When it comes to “intelligent design,” Gov. Bobby Jindal told Face the Nation recently he doesn’t think it’s an issue that should be decided on the federal or even state level, but on the local level. As a citizen of Louisiana, and very fully aware of the vetting so-called “intelligent design” received at enormous cost to the taxpayers in other venues, this response is frankly unacceptable. Moreover, Jindal seemed to imply that he is personally aware of attempts made for “facts or theories or explanations to be withheld from them (his and other children) because of political correctness” (my italics). I followed the stream of discourse closely on this issue, and it seems to me that authoritative comments from people in possession of the “very best science,” as Jindal put it, have been contributed.
In 1987, the U.S. Supreme Court ruled that states cannot require public schools to balance evolution lessons by teaching creationism.

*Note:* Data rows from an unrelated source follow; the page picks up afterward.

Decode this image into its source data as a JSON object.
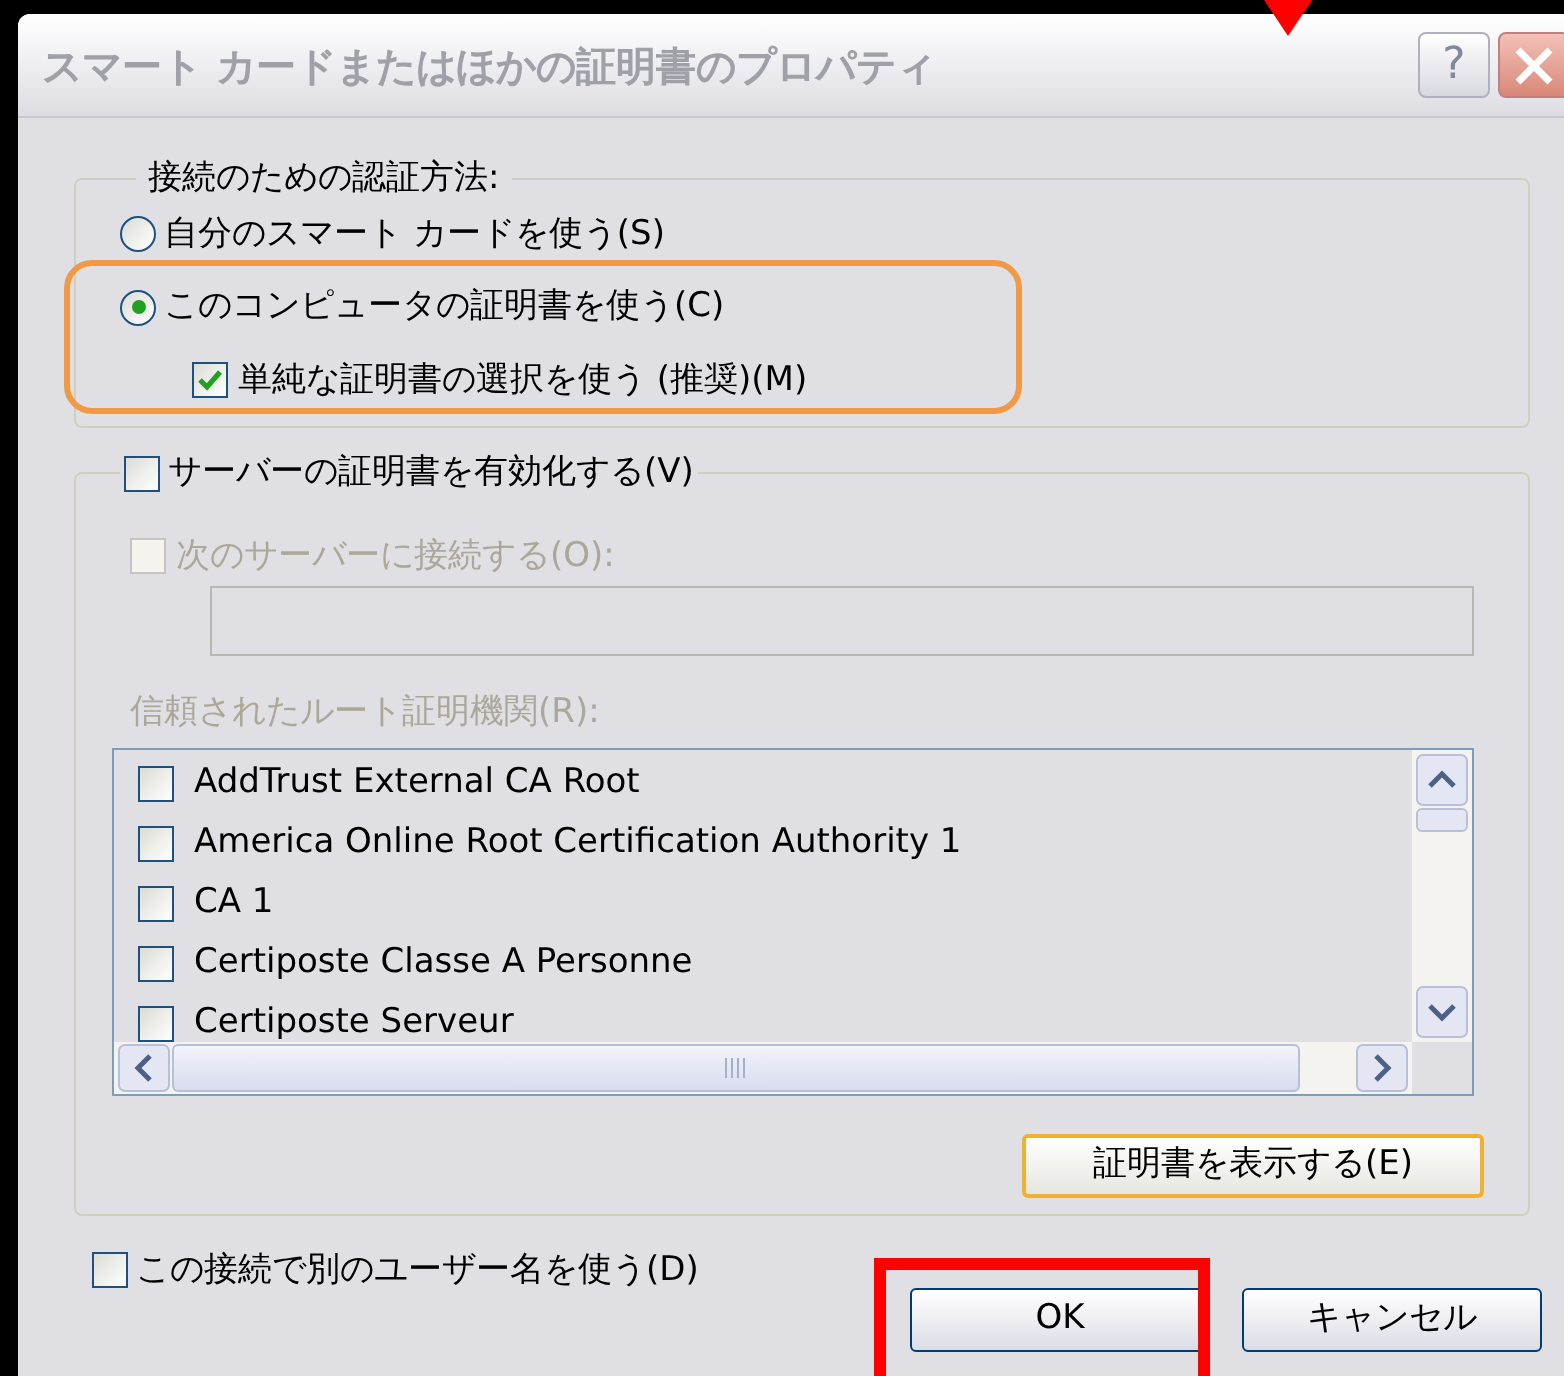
{
  "window": {
    "title": "スマート カードまたはほかの証明書のプロパティ",
    "help_button": "?"
  },
  "auth_group": {
    "legend": "接続のための認証方法:",
    "radios": [
      {
        "label": "自分のスマート カードを使う(S)",
        "selected": false
      },
      {
        "label": "このコンピュータの証明書を使う(C)",
        "selected": true
      }
    ],
    "simple_selection": {
      "label": "単純な証明書の選択を使う (推奨)(M)",
      "checked": true
    }
  },
  "server_group": {
    "validate": {
      "label": "サーバーの証明書を有効化する(V)",
      "checked": false
    },
    "connect": {
      "label": "次のサーバーに接続する(O):",
      "checked": false,
      "disabled": true
    },
    "trusted_label": {
      "text": "信頼されたルート証明機関(R):",
      "disabled": true
    },
    "trusted_list": [
      {
        "label": "AddTrust External CA Root",
        "checked": false
      },
      {
        "label": "America Online Root Certification Authority 1",
        "checked": false
      },
      {
        "label": "CA 1",
        "checked": false
      },
      {
        "label": "Certiposte Classe A Personne",
        "checked": false
      },
      {
        "label": "Certiposte Serveur",
        "checked": false
      }
    ],
    "view_button": "証明書を表示する(E)"
  },
  "alt_user": {
    "label": "この接続で別のユーザー名を使う(D)",
    "checked": false
  },
  "buttons": [
    "OK",
    "キャンセル"
  ]
}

In 2005 an onerous court case in Pennsylvania determined that intelligent design was a fraud, the judge issuing a stinging decision, saying “we find that the secular purposes claimed by the [school] board amount to a pretext for the board’s real purpose, which was to promote religion in the public school classroom.”
Can it possibly be that the governor of Louisiana scruples to call what the Supreme Court of the United States considers lawful conduct, being politically correct? This red herring of political correctness is, after all, the one-size-fits all cant of opprobrium heaped about the landscape by the nation’s neo-fascist ultra-far right radio entertainers. As such, it’s the kind of volatile skapegoatism which should be avoided by legitimate political figures.

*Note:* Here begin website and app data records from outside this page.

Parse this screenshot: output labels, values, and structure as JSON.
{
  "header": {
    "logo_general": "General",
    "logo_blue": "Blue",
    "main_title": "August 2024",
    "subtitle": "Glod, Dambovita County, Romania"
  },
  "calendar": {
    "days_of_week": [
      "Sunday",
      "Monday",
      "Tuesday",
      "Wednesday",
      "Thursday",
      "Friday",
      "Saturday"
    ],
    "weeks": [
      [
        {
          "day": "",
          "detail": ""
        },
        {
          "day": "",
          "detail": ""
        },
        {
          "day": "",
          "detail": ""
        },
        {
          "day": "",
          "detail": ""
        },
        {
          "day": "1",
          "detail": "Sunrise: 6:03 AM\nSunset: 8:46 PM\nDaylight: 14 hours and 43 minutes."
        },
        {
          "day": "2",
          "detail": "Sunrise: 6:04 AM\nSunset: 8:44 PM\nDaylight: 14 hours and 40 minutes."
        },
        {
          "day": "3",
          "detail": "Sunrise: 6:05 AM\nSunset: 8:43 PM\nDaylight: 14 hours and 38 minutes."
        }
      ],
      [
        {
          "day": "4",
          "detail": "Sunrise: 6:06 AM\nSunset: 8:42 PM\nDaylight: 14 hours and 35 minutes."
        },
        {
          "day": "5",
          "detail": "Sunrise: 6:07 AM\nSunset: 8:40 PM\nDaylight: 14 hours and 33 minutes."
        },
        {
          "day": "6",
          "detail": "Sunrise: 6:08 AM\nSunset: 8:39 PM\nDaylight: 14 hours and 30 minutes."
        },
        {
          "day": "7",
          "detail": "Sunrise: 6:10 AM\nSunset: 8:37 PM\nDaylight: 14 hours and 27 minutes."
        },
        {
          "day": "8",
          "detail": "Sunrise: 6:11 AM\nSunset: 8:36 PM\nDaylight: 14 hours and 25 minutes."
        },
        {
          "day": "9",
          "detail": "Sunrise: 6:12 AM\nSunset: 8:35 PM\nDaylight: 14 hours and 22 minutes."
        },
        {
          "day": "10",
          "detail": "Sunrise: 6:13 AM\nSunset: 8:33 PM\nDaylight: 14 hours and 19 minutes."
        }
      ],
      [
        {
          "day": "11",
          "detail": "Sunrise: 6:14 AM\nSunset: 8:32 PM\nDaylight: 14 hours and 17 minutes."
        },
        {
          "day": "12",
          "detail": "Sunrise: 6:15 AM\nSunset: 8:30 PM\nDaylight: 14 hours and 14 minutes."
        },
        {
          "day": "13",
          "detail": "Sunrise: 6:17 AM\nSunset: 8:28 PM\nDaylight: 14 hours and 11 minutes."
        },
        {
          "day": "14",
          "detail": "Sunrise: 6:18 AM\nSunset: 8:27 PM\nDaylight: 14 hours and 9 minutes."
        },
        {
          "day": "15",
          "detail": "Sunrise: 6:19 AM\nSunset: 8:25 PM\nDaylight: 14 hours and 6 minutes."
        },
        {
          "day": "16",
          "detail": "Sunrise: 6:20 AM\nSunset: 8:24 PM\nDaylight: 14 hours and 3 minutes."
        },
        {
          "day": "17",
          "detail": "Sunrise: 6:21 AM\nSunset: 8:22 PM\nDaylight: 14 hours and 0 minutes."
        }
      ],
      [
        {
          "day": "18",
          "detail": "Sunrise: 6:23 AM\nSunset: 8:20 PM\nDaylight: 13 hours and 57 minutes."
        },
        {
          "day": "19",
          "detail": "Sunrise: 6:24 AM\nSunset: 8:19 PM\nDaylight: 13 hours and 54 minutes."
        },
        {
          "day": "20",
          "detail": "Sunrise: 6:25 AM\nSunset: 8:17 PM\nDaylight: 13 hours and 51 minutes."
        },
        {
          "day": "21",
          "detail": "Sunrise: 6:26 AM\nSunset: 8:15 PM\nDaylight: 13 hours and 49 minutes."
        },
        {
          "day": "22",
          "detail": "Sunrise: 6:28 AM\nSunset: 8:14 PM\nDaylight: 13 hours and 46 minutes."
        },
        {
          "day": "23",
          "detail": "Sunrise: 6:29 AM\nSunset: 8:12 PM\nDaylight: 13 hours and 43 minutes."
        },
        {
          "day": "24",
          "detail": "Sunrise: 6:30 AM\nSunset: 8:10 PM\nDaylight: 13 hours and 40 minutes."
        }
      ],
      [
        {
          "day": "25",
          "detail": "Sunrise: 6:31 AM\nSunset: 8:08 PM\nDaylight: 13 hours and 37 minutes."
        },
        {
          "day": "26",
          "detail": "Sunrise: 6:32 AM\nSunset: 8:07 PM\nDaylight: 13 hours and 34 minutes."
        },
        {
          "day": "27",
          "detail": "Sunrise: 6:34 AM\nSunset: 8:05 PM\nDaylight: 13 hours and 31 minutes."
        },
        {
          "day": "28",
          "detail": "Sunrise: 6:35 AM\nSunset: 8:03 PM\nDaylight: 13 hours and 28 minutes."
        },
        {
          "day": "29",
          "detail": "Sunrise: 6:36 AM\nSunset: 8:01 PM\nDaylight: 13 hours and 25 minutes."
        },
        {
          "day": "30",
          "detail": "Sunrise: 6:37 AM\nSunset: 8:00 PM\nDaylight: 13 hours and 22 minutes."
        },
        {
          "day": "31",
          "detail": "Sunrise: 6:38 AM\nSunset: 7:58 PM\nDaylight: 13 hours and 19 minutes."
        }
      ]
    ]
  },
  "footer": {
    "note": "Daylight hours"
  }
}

Following the antics of their support of “intelligent design,” taxpayers in Harrisburg, Pennsylvania, were soaked in debt; the region mocked for being an idiot haven. The case judge was threatened with assassination by an impassioned Christian religious zealot. All of that being in the public record and well publicized. Now, our governor’s idea of leadership is to suggest that these same invent-the-wheel issues should be dealt with on the local level. Presumably for the purpose of wasting taxpayer money in the entirely predictable litigation flowing from the Louisiana Science Education Act (SB733 having passed 36-0 in the Senate and awaiting Gov. Bobby Jindal’s signature); the equally predictable mocking, surely to come, is free. Believe me, the rest of the nation needs precious little excuse to see Louisiana as a haven for idiots.
Failure to veto such a bill would be an astonishing abdication of the public weal by any elected official. We would deserve the mockery from thoughtful human beings not less than from mute and rude beasts of the fields. Yet, I’m hopeful: from this nadir of political legislative leadership, I can’t imagine worse in train.